Items from a data source
== == ==

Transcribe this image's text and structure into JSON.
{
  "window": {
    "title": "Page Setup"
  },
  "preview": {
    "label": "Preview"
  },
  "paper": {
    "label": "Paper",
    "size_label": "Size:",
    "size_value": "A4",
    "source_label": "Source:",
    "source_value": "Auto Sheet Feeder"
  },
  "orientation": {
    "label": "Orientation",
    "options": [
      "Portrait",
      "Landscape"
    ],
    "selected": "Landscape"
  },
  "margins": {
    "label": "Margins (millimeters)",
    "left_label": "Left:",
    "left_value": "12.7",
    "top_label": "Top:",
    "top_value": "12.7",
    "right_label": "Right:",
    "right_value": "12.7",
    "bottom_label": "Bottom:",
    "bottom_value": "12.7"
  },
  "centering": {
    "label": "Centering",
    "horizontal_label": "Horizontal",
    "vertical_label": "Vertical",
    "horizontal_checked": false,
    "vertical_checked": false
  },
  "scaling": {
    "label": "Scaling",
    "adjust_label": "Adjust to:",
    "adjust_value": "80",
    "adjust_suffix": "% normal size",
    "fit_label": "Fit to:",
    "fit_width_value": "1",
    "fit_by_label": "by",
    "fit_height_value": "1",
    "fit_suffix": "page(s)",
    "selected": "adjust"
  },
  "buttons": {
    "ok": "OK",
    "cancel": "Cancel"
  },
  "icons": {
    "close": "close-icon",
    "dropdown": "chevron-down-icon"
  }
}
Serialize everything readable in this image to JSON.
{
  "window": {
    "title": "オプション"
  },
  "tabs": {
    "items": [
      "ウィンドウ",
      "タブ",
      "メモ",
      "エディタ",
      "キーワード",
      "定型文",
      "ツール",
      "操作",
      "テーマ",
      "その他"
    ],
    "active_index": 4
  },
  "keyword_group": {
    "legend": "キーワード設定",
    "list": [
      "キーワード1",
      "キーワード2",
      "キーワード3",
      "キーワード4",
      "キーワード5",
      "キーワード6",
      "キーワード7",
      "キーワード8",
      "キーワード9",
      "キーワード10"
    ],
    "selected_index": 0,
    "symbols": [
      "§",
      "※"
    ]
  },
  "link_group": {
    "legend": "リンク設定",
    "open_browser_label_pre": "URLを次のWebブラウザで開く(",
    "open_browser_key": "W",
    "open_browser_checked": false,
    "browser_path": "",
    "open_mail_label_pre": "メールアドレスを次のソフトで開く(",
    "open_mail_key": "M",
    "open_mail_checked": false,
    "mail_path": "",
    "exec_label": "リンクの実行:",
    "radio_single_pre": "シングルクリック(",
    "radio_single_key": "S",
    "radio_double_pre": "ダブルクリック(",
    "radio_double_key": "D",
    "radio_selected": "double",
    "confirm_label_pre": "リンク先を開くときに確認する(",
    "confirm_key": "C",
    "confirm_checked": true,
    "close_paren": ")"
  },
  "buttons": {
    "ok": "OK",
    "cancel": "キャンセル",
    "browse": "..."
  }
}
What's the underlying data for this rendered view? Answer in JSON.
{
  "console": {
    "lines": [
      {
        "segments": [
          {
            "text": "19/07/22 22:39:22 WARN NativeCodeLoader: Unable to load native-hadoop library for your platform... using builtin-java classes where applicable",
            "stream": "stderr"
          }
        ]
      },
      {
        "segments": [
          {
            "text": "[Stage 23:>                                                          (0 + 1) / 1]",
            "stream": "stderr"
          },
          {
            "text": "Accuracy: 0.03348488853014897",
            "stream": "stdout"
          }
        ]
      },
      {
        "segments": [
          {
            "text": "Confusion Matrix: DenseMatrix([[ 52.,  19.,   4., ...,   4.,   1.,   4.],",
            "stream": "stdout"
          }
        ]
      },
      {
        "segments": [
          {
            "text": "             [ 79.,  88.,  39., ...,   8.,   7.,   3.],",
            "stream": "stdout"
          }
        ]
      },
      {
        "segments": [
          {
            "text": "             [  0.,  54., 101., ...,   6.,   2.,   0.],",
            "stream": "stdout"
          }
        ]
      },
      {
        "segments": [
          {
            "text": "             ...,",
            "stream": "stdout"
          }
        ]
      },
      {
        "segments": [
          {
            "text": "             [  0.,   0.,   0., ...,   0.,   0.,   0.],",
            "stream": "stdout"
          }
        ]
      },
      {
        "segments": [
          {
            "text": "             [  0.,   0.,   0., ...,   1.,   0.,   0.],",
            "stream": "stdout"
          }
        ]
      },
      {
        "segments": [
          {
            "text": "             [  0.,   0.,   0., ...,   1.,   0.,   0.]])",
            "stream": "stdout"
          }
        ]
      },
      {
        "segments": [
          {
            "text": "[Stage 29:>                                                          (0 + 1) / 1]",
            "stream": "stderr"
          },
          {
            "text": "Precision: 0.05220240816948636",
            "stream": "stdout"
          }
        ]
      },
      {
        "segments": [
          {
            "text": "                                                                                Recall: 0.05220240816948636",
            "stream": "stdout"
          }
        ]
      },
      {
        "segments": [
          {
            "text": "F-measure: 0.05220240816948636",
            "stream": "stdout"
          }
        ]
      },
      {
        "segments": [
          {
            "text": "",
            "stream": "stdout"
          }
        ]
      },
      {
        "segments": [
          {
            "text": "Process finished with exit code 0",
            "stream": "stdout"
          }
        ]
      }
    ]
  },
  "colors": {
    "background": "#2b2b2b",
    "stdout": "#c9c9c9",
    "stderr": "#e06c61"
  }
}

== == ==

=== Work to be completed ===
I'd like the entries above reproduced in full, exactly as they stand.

=== Expected answer ===
Transcribe this image's text and structure into JSON.
{
  "window": {
    "title": "Page Setup"
  },
  "preview": {
    "label": "Preview"
  },
  "paper": {
    "label": "Paper",
    "size_label": "Size:",
    "size_value": "A4",
    "source_label": "Source:",
    "source_value": "Auto Sheet Feeder"
  },
  "orientation": {
    "label": "Orientation",
    "options": [
      "Portrait",
      "Landscape"
    ],
    "selected": "Landscape"
  },
  "margins": {
    "label": "Margins (millimeters)",
    "left_label": "Left:",
    "left_value": "12.7",
    "top_label": "Top:",
    "top_value": "12.7",
    "right_label": "Right:",
    "right_value": "12.7",
    "bottom_label": "Bottom:",
    "bottom_value": "12.7"
  },
  "centering": {
    "label": "Centering",
    "horizontal_label": "Horizontal",
    "vertical_label": "Vertical",
    "horizontal_checked": false,
    "vertical_checked": false
  },
  "scaling": {
    "label": "Scaling",
    "adjust_label": "Adjust to:",
    "adjust_value": "80",
    "adjust_suffix": "% normal size",
    "fit_label": "Fit to:",
    "fit_width_value": "1",
    "fit_by_label": "by",
    "fit_height_value": "1",
    "fit_suffix": "page(s)",
    "selected": "adjust"
  },
  "buttons": {
    "ok": "OK",
    "cancel": "Cancel"
  },
  "icons": {
    "close": "close-icon",
    "dropdown": "chevron-down-icon"
  }
}
Serialize everything readable in this image to JSON.
{
  "window": {
    "title": "オプション"
  },
  "tabs": {
    "items": [
      "ウィンドウ",
      "タブ",
      "メモ",
      "エディタ",
      "キーワード",
      "定型文",
      "ツール",
      "操作",
      "テーマ",
      "その他"
    ],
    "active_index": 4
  },
  "keyword_group": {
    "legend": "キーワード設定",
    "list": [
      "キーワード1",
      "キーワード2",
      "キーワード3",
      "キーワード4",
      "キーワード5",
      "キーワード6",
      "キーワード7",
      "キーワード8",
      "キーワード9",
      "キーワード10"
    ],
    "selected_index": 0,
    "symbols": [
      "§",
      "※"
    ]
  },
  "link_group": {
    "legend": "リンク設定",
    "open_browser_label_pre": "URLを次のWebブラウザで開く(",
    "open_browser_key": "W",
    "open_browser_checked": false,
    "browser_path": "",
    "open_mail_label_pre": "メールアドレスを次のソフトで開く(",
    "open_mail_key": "M",
    "open_mail_checked": false,
    "mail_path": "",
    "exec_label": "リンクの実行:",
    "radio_single_pre": "シングルクリック(",
    "radio_single_key": "S",
    "radio_double_pre": "ダブルクリック(",
    "radio_double_key": "D",
    "radio_selected": "double",
    "confirm_label_pre": "リンク先を開くときに確認する(",
    "confirm_key": "C",
    "confirm_checked": true,
    "close_paren": ")"
  },
  "buttons": {
    "ok": "OK",
    "cancel": "キャンセル",
    "browse": "..."
  }
}
What's the underlying data for this rendered view? Answer in JSON.
{
  "console": {
    "lines": [
      {
        "segments": [
          {
            "text": "19/07/22 22:39:22 WARN NativeCodeLoader: Unable to load native-hadoop library for your platform... using builtin-java classes where applicable",
            "stream": "stderr"
          }
        ]
      },
      {
        "segments": [
          {
            "text": "[Stage 23:>                                                          (0 + 1) / 1]",
            "stream": "stderr"
          },
          {
            "text": "Accuracy: 0.03348488853014897",
            "stream": "stdout"
          }
        ]
      },
      {
        "segments": [
          {
            "text": "Confusion Matrix: DenseMatrix([[ 52.,  19.,   4., ...,   4.,   1.,   4.],",
            "stream": "stdout"
          }
        ]
      },
      {
        "segments": [
          {
            "text": "             [ 79.,  88.,  39., ...,   8.,   7.,   3.],",
            "stream": "stdout"
          }
        ]
      },
      {
        "segments": [
          {
            "text": "             [  0.,  54., 101., ...,   6.,   2.,   0.],",
            "stream": "stdout"
          }
        ]
      },
      {
        "segments": [
          {
            "text": "             ...,",
            "stream": "stdout"
          }
        ]
      },
      {
        "segments": [
          {
            "text": "             [  0.,   0.,   0., ...,   0.,   0.,   0.],",
            "stream": "stdout"
          }
        ]
      },
      {
        "segments": [
          {
            "text": "             [  0.,   0.,   0., ...,   1.,   0.,   0.],",
            "stream": "stdout"
          }
        ]
      },
      {
        "segments": [
          {
            "text": "             [  0.,   0.,   0., ...,   1.,   0.,   0.]])",
            "stream": "stdout"
          }
        ]
      },
      {
        "segments": [
          {
            "text": "[Stage 29:>                                                          (0 + 1) / 1]",
            "stream": "stderr"
          },
          {
            "text": "Precision: 0.05220240816948636",
            "stream": "stdout"
          }
        ]
      },
      {
        "segments": [
          {
            "text": "                                                                                Recall: 0.05220240816948636",
            "stream": "stdout"
          }
        ]
      },
      {
        "segments": [
          {
            "text": "F-measure: 0.05220240816948636",
            "stream": "stdout"
          }
        ]
      },
      {
        "segments": [
          {
            "text": "",
            "stream": "stdout"
          }
        ]
      },
      {
        "segments": [
          {
            "text": "Process finished with exit code 0",
            "stream": "stdout"
          }
        ]
      }
    ]
  },
  "colors": {
    "background": "#2b2b2b",
    "stdout": "#c9c9c9",
    "stderr": "#e06c61"
  }
}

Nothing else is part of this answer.